▶ _Directions_: The records should be copied out again with no alteration.

┏━━

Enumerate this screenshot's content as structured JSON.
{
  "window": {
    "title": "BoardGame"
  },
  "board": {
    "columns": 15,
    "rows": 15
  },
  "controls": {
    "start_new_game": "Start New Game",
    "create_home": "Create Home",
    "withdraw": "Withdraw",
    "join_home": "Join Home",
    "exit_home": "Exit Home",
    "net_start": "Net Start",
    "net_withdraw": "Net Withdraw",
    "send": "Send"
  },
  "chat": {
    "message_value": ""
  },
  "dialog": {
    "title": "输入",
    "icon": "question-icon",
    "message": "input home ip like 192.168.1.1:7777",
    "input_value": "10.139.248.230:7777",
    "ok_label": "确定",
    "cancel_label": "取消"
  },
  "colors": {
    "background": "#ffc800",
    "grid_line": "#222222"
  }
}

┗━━

▶ _Response to the task_:
Enumerate this screenshot's content as structured JSON.
{
  "window": {
    "title": "BoardGame"
  },
  "board": {
    "columns": 15,
    "rows": 15
  },
  "controls": {
    "start_new_game": "Start New Game",
    "create_home": "Create Home",
    "withdraw": "Withdraw",
    "join_home": "Join Home",
    "exit_home": "Exit Home",
    "net_start": "Net Start",
    "net_withdraw": "Net Withdraw",
    "send": "Send"
  },
  "chat": {
    "message_value": ""
  },
  "dialog": {
    "title": "输入",
    "icon": "question-icon",
    "message": "input home ip like 192.168.1.1:7777",
    "input_value": "10.139.248.230:7777",
    "ok_label": "确定",
    "cancel_label": "取消"
  },
  "colors": {
    "background": "#ffc800",
    "grid_line": "#222222"
  }
}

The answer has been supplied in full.